Assignment: Pick out the lines below that include the string "MyBatisDemo".

Records drawn from a dataset:
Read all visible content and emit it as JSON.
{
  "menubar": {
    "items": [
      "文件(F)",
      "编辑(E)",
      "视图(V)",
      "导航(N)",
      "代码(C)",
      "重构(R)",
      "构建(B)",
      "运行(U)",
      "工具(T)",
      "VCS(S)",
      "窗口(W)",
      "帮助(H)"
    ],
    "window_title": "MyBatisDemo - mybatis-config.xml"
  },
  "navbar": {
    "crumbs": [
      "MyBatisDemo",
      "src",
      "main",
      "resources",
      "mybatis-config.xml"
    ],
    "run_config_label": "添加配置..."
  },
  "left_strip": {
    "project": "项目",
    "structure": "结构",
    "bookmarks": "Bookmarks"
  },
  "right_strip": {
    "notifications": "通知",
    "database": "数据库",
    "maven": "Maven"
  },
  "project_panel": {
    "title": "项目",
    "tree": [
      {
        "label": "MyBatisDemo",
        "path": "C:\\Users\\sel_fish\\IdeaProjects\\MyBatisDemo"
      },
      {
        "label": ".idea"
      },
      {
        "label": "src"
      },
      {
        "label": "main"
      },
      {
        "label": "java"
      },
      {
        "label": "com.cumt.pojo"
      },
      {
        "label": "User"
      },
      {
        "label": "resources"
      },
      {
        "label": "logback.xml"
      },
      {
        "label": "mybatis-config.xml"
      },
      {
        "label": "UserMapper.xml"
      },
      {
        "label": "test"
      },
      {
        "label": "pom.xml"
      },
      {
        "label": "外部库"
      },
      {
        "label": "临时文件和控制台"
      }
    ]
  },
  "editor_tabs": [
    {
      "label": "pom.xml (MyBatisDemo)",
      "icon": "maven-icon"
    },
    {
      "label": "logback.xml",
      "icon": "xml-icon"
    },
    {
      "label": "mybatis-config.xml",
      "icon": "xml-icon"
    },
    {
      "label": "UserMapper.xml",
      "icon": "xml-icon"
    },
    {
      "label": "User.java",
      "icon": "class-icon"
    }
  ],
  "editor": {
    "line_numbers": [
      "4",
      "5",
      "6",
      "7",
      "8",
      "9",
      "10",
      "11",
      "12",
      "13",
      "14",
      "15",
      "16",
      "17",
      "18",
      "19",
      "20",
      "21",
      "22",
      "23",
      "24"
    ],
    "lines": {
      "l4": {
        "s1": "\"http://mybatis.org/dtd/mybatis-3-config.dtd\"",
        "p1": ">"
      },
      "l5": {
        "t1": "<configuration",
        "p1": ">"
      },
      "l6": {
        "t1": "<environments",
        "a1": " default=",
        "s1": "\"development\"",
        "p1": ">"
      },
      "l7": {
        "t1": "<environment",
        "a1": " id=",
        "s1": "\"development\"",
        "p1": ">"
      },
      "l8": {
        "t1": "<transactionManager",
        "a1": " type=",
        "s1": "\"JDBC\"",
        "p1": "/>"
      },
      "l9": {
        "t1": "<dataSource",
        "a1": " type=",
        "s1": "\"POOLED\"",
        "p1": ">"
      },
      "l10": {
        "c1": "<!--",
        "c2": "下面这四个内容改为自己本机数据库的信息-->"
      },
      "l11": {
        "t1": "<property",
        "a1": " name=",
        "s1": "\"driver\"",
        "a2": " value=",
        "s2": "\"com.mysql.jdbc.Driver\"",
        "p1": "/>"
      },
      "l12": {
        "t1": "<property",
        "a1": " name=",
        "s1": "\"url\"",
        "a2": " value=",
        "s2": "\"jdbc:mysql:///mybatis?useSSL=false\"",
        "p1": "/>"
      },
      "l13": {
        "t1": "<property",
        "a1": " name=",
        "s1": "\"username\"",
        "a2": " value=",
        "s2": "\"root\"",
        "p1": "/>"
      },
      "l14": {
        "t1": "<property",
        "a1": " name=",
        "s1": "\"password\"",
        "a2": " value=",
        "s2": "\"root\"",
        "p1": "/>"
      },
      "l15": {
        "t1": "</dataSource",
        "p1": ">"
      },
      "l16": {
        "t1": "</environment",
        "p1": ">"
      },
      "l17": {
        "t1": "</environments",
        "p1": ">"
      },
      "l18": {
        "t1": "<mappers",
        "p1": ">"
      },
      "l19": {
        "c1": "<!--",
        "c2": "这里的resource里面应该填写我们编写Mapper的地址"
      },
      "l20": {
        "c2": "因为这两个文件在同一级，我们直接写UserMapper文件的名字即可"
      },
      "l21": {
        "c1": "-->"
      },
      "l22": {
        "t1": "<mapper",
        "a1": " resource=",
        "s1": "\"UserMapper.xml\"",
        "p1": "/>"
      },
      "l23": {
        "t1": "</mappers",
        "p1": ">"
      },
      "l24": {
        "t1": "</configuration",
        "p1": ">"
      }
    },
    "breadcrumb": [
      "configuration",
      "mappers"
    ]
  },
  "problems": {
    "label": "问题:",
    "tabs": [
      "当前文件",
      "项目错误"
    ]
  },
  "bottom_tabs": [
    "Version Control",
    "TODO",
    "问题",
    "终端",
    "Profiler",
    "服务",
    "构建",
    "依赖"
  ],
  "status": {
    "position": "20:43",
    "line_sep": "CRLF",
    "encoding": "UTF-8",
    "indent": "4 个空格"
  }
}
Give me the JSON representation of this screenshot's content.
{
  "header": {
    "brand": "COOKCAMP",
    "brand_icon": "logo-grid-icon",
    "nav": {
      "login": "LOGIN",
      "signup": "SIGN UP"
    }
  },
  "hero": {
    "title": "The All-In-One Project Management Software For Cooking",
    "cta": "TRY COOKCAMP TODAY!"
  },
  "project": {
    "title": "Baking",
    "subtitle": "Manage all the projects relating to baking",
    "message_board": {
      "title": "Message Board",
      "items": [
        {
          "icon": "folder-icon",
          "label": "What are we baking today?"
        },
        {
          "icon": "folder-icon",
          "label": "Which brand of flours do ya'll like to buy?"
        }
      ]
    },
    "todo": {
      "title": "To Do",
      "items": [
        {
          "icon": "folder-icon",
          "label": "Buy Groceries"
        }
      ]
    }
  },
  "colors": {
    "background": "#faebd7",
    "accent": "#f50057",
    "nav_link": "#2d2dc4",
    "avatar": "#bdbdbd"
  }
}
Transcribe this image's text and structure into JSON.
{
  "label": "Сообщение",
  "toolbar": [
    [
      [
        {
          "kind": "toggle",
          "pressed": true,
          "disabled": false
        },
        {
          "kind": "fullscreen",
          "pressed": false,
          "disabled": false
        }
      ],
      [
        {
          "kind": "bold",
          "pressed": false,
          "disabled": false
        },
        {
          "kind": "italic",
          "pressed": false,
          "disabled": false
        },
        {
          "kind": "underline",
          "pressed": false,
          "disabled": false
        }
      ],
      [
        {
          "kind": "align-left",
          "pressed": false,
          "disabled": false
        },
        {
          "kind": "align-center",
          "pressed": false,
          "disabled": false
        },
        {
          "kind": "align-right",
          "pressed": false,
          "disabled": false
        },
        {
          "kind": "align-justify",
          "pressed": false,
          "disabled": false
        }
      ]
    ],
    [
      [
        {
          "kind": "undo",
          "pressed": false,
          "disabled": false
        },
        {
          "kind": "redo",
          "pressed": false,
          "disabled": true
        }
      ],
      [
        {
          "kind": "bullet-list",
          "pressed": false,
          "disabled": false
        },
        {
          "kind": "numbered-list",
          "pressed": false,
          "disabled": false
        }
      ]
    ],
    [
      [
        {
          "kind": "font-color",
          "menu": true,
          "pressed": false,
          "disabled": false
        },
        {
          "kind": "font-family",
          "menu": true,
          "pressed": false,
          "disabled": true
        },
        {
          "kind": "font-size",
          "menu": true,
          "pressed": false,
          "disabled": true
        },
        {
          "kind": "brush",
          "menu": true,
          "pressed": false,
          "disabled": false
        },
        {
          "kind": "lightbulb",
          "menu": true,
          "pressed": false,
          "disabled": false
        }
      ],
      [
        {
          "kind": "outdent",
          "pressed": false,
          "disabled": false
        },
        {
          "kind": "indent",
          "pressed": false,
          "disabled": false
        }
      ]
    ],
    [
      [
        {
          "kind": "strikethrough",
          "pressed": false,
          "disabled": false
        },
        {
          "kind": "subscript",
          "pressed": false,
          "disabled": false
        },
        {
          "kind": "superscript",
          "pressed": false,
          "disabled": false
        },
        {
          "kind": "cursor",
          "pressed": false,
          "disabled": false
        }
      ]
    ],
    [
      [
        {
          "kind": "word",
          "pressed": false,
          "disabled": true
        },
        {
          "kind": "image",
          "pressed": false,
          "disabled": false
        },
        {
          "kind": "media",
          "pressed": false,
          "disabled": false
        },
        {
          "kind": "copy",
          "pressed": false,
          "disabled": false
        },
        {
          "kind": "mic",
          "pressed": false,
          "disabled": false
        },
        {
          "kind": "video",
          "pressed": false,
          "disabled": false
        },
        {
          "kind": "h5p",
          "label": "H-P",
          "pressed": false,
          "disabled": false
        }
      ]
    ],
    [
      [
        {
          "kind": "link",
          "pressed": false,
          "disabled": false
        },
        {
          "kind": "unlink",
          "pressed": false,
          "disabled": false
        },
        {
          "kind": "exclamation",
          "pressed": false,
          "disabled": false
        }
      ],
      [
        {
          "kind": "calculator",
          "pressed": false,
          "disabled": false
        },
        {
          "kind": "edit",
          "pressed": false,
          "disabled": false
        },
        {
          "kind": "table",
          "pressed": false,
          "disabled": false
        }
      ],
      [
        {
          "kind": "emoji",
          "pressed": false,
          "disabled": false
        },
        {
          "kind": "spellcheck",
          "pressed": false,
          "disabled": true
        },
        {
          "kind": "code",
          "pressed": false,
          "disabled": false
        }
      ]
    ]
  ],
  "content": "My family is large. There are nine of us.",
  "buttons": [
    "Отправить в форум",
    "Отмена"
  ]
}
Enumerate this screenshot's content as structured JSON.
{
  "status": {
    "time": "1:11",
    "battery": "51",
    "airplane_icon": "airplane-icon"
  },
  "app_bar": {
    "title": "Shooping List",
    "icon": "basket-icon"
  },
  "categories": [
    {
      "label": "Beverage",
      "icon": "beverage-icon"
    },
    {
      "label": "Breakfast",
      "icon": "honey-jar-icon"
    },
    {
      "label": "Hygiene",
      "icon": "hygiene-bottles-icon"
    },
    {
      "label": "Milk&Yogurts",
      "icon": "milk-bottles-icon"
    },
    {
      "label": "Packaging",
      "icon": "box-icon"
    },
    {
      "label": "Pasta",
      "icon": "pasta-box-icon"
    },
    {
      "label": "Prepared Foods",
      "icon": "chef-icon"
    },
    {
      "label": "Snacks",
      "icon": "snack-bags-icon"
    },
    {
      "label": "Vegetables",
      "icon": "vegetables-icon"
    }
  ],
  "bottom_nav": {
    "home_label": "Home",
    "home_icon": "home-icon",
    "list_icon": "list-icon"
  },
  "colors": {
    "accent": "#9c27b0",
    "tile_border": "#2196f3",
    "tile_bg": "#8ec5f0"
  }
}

Output:
    "window_title": "MyBatisDemo - mybatis-config.xml"
      "MyBatisDemo",
        "label": "MyBatisDemo",
        "path": "C:\\Users\\sel_fish\\IdeaProjects\\MyBatisDemo"
      "label": "pom.xml (MyBatisDemo)",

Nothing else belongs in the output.